One of Virginia’s most precious assets is its thousands of miles of shoreline, which not only graces the Commonwealth with a diverse ecosystem but also generates a significant portion of the gross domestic product (GDP) that fuels the economy. This is true for all states that rely on their coastal economies for revenue generation. According to the National Ocean Economics Program, almost half of the entire US economy is generated via coastal regions and their subsequent income-generating activities. The report also states, “Within the coastal states, the 445 counties included within the Coastal Zone Management Program as defined by the individual states (coastal zone counties), account for almost half the US GDP (48%).” Yet oil and gas exploration only account for .14 percent of overall GDP, making their position as a revenue generator secondary to that of things like tourism and recreation, which account for 83 percent.

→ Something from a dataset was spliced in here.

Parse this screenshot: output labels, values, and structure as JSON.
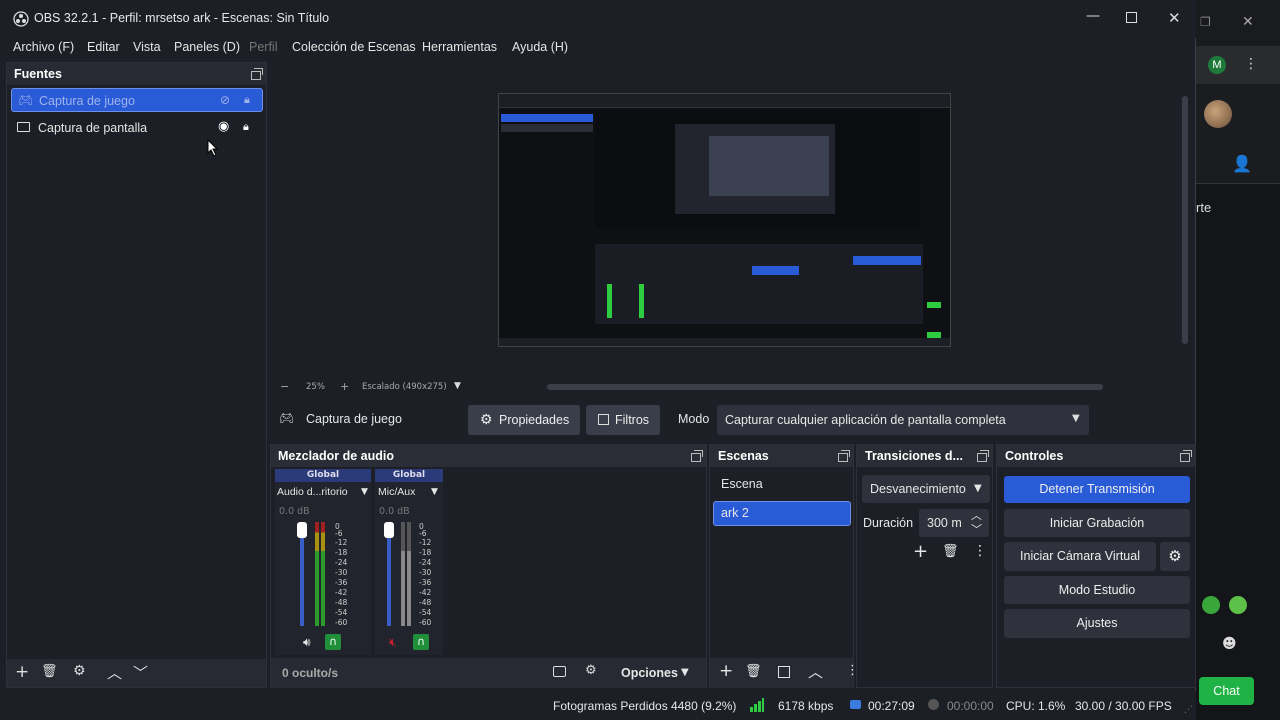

Why is this technical information important to Virginia? Because President Trump has just removed Obama-era protections that banned offshore drilling in nearly all coastal regions throughout the US, including Virginia. This move by the Trump administration now opens up billions of square acres along the East Coast to oil and gas exploration and leasing – some of which will be proposed off the coastal regions of Virginia, including Hampton Roads. Ben Davenport, a City Councilman from Virginia Beach, spoke with RVA Mag on the issue of off-shore drilling and the impact that it would have on the coastal economy. “There is no long-term benefit to off-shore drilling off the coast of Virginia,” he said. “We will not receive any royalties like they enjoy elsewhere, and it will not bring the kinds of sustainable jobs or economy that can offset a potential loss should there be a spill or disaster.”
According to the Virginian-Pilot, Virginia has been an appealing option for oil and gas companies. As recently as 2011, the Bureau of Ocean Energy Management started shopping leases that would offer around 2.9 million acres of exploration options. These leasing options were scrapped, according to the Pilot, after the Deep Water Horizon event in the Gulf of Mexico, which left 11 people dead and spilled 4.9 million barrels of oil into the ocean.
Lawmakers in Virginia have generally been split on the issue of offshore drilling. As recently as May 2017, Governor Terry McAuliffe said he would support leasing options for oil exploration as long as Virginia got a share of the profits. Other Democrats, including Congressmen Donald McEachin and Bobby Scott, have categorically said they are against it. Republicans have, for the most part, come out in support of off-shore drilling. In a statement to RVA Mag on Trump’s announcement, McEachin said, “Opening the floodgates for offshore drilling is utterly irresponsible. The administration’s announcement to open the Pacific and Atlantic oceans to drilling could bring a potential repeat of the unforgettable Deepwater Horizon to our treasured Chesapeake Bay.”
The push for offshore drilling has come under the guise of energy independence and job creation. Yet, as the world moves towards sustainable energy sources like wind and solar, the rationale for continued oil and gas exploration looks less about the economic interests of all Americans than the corporate interests of those who stand to personally benefit from risky hydro-carbon operations. McEachin echoed this in his statement, “I urge this administration to ditch this dedication to dirty energy and to embrace the powerful options available with clean energy resources such as solar panels and wind turbines. We only get one planet, we should not make choices that will actively degrade the resources that our children and our children’s children will need”
Virginia has already started investing in solar with the implementation of a six-mega watt solar farm in Danville.
Governor-Elect Ralph Northam, also released a statement yesterday, saying this of Trump’s rollback, “A commitment to preserving the health of Virginia’s coastline has fueled the growth of the New Virginia Economy—today’s announcement puts the progress we’ve made at risk.” The statement went on to say, “Expanding offshore drilling unnecessarily jeopardizes our economy, environment, national security, and the health and safety of our residents. All it takes is one exploration gone wrong to do immeasurable harm to major economic drivers including tourism, fishing, aquaculture, and our military installations.”